_Recorded information_:
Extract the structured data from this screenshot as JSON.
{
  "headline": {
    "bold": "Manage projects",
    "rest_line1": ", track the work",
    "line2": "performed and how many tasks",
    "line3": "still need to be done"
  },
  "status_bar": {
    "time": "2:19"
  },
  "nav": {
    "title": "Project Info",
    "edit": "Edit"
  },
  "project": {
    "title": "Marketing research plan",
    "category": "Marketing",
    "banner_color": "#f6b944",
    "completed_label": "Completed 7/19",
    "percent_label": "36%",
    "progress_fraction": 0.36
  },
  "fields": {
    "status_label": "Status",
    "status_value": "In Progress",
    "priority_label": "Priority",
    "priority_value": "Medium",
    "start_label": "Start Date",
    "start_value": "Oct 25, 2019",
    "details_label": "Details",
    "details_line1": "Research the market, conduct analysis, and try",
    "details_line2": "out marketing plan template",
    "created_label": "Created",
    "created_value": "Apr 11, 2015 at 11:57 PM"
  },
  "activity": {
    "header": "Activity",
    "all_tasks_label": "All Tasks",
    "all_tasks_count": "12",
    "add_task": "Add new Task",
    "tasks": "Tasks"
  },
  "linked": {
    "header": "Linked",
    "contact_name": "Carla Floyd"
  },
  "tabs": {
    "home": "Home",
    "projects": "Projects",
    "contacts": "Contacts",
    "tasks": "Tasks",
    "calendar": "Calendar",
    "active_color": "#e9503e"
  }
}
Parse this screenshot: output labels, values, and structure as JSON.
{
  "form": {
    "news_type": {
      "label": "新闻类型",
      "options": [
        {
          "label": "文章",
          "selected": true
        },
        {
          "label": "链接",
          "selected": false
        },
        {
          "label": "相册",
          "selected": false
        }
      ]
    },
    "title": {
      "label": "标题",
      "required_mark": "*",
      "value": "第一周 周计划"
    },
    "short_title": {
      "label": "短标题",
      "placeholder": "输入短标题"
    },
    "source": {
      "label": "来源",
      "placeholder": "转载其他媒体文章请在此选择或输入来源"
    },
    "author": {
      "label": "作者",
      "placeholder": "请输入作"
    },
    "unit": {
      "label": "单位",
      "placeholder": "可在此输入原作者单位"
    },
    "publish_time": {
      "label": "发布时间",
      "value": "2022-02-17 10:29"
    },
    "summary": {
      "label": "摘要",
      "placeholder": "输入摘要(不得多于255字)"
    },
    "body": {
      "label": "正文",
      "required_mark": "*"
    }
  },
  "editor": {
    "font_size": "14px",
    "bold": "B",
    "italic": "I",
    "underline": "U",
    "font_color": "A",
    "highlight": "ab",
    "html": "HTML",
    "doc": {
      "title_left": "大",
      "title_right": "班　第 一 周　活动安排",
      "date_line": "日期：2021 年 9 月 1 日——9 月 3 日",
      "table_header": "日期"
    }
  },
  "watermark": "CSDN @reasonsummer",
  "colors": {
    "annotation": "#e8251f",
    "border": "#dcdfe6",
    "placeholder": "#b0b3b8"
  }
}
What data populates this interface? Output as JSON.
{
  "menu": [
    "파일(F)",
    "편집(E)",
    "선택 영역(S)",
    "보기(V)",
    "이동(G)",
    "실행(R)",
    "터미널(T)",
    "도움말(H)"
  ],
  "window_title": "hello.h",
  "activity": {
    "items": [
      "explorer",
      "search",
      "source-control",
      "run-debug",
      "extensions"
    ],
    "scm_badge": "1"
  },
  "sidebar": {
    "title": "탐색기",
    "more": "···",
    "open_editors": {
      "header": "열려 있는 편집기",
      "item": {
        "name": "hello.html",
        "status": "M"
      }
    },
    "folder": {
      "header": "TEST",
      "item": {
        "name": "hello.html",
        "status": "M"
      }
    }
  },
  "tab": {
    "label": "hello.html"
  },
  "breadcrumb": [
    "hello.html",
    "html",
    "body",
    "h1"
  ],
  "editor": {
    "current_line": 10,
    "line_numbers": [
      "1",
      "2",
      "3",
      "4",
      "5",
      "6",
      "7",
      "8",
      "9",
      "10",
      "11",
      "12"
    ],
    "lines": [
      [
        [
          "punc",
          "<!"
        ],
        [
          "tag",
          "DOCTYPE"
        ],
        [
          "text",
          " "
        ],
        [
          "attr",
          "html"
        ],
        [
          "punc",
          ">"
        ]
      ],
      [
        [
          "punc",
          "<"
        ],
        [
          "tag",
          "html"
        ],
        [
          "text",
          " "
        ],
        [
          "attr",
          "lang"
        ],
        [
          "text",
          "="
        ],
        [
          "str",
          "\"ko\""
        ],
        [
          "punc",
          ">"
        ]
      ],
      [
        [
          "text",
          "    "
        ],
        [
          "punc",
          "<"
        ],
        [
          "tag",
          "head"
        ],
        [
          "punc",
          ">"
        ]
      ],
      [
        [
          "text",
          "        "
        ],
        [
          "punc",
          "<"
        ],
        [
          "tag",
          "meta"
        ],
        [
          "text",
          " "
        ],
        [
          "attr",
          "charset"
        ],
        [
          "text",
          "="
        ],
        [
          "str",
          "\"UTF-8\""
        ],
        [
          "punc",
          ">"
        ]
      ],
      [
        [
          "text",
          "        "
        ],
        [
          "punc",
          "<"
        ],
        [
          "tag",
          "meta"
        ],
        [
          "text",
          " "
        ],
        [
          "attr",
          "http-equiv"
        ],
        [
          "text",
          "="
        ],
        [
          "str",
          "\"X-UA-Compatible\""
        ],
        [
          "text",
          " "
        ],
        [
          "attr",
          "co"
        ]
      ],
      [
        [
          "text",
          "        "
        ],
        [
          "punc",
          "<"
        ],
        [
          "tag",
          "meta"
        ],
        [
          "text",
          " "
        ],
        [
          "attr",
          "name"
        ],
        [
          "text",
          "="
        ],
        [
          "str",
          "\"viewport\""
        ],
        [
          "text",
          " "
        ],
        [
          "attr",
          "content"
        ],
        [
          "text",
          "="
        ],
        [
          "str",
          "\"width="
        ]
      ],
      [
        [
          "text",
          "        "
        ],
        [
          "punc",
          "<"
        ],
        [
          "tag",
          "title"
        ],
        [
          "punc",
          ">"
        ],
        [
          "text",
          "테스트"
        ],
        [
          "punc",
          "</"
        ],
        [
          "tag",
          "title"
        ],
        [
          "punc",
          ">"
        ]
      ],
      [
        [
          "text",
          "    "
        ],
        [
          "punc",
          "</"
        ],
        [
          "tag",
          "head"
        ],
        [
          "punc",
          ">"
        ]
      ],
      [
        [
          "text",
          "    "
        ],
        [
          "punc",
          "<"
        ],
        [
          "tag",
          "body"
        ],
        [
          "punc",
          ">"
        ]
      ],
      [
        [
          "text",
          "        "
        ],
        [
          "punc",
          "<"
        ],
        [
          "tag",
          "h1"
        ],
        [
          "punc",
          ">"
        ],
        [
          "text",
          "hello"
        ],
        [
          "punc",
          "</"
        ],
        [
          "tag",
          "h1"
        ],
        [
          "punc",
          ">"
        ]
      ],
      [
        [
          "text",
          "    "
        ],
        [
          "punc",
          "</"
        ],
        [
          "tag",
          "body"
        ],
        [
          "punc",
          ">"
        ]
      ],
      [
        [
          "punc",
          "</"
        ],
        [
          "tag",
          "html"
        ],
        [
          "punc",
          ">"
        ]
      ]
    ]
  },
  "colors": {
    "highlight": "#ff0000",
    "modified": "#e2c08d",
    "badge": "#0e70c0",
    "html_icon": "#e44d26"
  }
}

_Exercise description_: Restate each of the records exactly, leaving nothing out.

_Task result_:
Extract the structured data from this screenshot as JSON.
{
  "headline": {
    "bold": "Manage projects",
    "rest_line1": ", track the work",
    "line2": "performed and how many tasks",
    "line3": "still need to be done"
  },
  "status_bar": {
    "time": "2:19"
  },
  "nav": {
    "title": "Project Info",
    "edit": "Edit"
  },
  "project": {
    "title": "Marketing research plan",
    "category": "Marketing",
    "banner_color": "#f6b944",
    "completed_label": "Completed 7/19",
    "percent_label": "36%",
    "progress_fraction": 0.36
  },
  "fields": {
    "status_label": "Status",
    "status_value": "In Progress",
    "priority_label": "Priority",
    "priority_value": "Medium",
    "start_label": "Start Date",
    "start_value": "Oct 25, 2019",
    "details_label": "Details",
    "details_line1": "Research the market, conduct analysis, and try",
    "details_line2": "out marketing plan template",
    "created_label": "Created",
    "created_value": "Apr 11, 2015 at 11:57 PM"
  },
  "activity": {
    "header": "Activity",
    "all_tasks_label": "All Tasks",
    "all_tasks_count": "12",
    "add_task": "Add new Task",
    "tasks": "Tasks"
  },
  "linked": {
    "header": "Linked",
    "contact_name": "Carla Floyd"
  },
  "tabs": {
    "home": "Home",
    "projects": "Projects",
    "contacts": "Contacts",
    "tasks": "Tasks",
    "calendar": "Calendar",
    "active_color": "#e9503e"
  }
}
Parse this screenshot: output labels, values, and structure as JSON.
{
  "form": {
    "news_type": {
      "label": "新闻类型",
      "options": [
        {
          "label": "文章",
          "selected": true
        },
        {
          "label": "链接",
          "selected": false
        },
        {
          "label": "相册",
          "selected": false
        }
      ]
    },
    "title": {
      "label": "标题",
      "required_mark": "*",
      "value": "第一周 周计划"
    },
    "short_title": {
      "label": "短标题",
      "placeholder": "输入短标题"
    },
    "source": {
      "label": "来源",
      "placeholder": "转载其他媒体文章请在此选择或输入来源"
    },
    "author": {
      "label": "作者",
      "placeholder": "请输入作"
    },
    "unit": {
      "label": "单位",
      "placeholder": "可在此输入原作者单位"
    },
    "publish_time": {
      "label": "发布时间",
      "value": "2022-02-17 10:29"
    },
    "summary": {
      "label": "摘要",
      "placeholder": "输入摘要(不得多于255字)"
    },
    "body": {
      "label": "正文",
      "required_mark": "*"
    }
  },
  "editor": {
    "font_size": "14px",
    "bold": "B",
    "italic": "I",
    "underline": "U",
    "font_color": "A",
    "highlight": "ab",
    "html": "HTML",
    "doc": {
      "title_left": "大",
      "title_right": "班　第 一 周　活动安排",
      "date_line": "日期：2021 年 9 月 1 日——9 月 3 日",
      "table_header": "日期"
    }
  },
  "watermark": "CSDN @reasonsummer",
  "colors": {
    "annotation": "#e8251f",
    "border": "#dcdfe6",
    "placeholder": "#b0b3b8"
  }
}
What data populates this interface? Output as JSON.
{
  "menu": [
    "파일(F)",
    "편집(E)",
    "선택 영역(S)",
    "보기(V)",
    "이동(G)",
    "실행(R)",
    "터미널(T)",
    "도움말(H)"
  ],
  "window_title": "hello.h",
  "activity": {
    "items": [
      "explorer",
      "search",
      "source-control",
      "run-debug",
      "extensions"
    ],
    "scm_badge": "1"
  },
  "sidebar": {
    "title": "탐색기",
    "more": "···",
    "open_editors": {
      "header": "열려 있는 편집기",
      "item": {
        "name": "hello.html",
        "status": "M"
      }
    },
    "folder": {
      "header": "TEST",
      "item": {
        "name": "hello.html",
        "status": "M"
      }
    }
  },
  "tab": {
    "label": "hello.html"
  },
  "breadcrumb": [
    "hello.html",
    "html",
    "body",
    "h1"
  ],
  "editor": {
    "current_line": 10,
    "line_numbers": [
      "1",
      "2",
      "3",
      "4",
      "5",
      "6",
      "7",
      "8",
      "9",
      "10",
      "11",
      "12"
    ],
    "lines": [
      [
        [
          "punc",
          "<!"
        ],
        [
          "tag",
          "DOCTYPE"
        ],
        [
          "text",
          " "
        ],
        [
          "attr",
          "html"
        ],
        [
          "punc",
          ">"
        ]
      ],
      [
        [
          "punc",
          "<"
        ],
        [
          "tag",
          "html"
        ],
        [
          "text",
          " "
        ],
        [
          "attr",
          "lang"
        ],
        [
          "text",
          "="
        ],
        [
          "str",
          "\"ko\""
        ],
        [
          "punc",
          ">"
        ]
      ],
      [
        [
          "text",
          "    "
        ],
        [
          "punc",
          "<"
        ],
        [
          "tag",
          "head"
        ],
        [
          "punc",
          ">"
        ]
      ],
      [
        [
          "text",
          "        "
        ],
        [
          "punc",
          "<"
        ],
        [
          "tag",
          "meta"
        ],
        [
          "text",
          " "
        ],
        [
          "attr",
          "charset"
        ],
        [
          "text",
          "="
        ],
        [
          "str",
          "\"UTF-8\""
        ],
        [
          "punc",
          ">"
        ]
      ],
      [
        [
          "text",
          "        "
        ],
        [
          "punc",
          "<"
        ],
        [
          "tag",
          "meta"
        ],
        [
          "text",
          " "
        ],
        [
          "attr",
          "http-equiv"
        ],
        [
          "text",
          "="
        ],
        [
          "str",
          "\"X-UA-Compatible\""
        ],
        [
          "text",
          " "
        ],
        [
          "attr",
          "co"
        ]
      ],
      [
        [
          "text",
          "        "
        ],
        [
          "punc",
          "<"
        ],
        [
          "tag",
          "meta"
        ],
        [
          "text",
          " "
        ],
        [
          "attr",
          "name"
        ],
        [
          "text",
          "="
        ],
        [
          "str",
          "\"viewport\""
        ],
        [
          "text",
          " "
        ],
        [
          "attr",
          "content"
        ],
        [
          "text",
          "="
        ],
        [
          "str",
          "\"width="
        ]
      ],
      [
        [
          "text",
          "        "
        ],
        [
          "punc",
          "<"
        ],
        [
          "tag",
          "title"
        ],
        [
          "punc",
          ">"
        ],
        [
          "text",
          "테스트"
        ],
        [
          "punc",
          "</"
        ],
        [
          "tag",
          "title"
        ],
        [
          "punc",
          ">"
        ]
      ],
      [
        [
          "text",
          "    "
        ],
        [
          "punc",
          "</"
        ],
        [
          "tag",
          "head"
        ],
        [
          "punc",
          ">"
        ]
      ],
      [
        [
          "text",
          "    "
        ],
        [
          "punc",
          "<"
        ],
        [
          "tag",
          "body"
        ],
        [
          "punc",
          ">"
        ]
      ],
      [
        [
          "text",
          "        "
        ],
        [
          "punc",
          "<"
        ],
        [
          "tag",
          "h1"
        ],
        [
          "punc",
          ">"
        ],
        [
          "text",
          "hello"
        ],
        [
          "punc",
          "</"
        ],
        [
          "tag",
          "h1"
        ],
        [
          "punc",
          ">"
        ]
      ],
      [
        [
          "text",
          "    "
        ],
        [
          "punc",
          "</"
        ],
        [
          "tag",
          "body"
        ],
        [
          "punc",
          ">"
        ]
      ],
      [
        [
          "punc",
          "</"
        ],
        [
          "tag",
          "html"
        ],
        [
          "punc",
          ">"
        ]
      ]
    ]
  },
  "colors": {
    "highlight": "#ff0000",
    "modified": "#e2c08d",
    "badge": "#0e70c0",
    "html_icon": "#e44d26"
  }
}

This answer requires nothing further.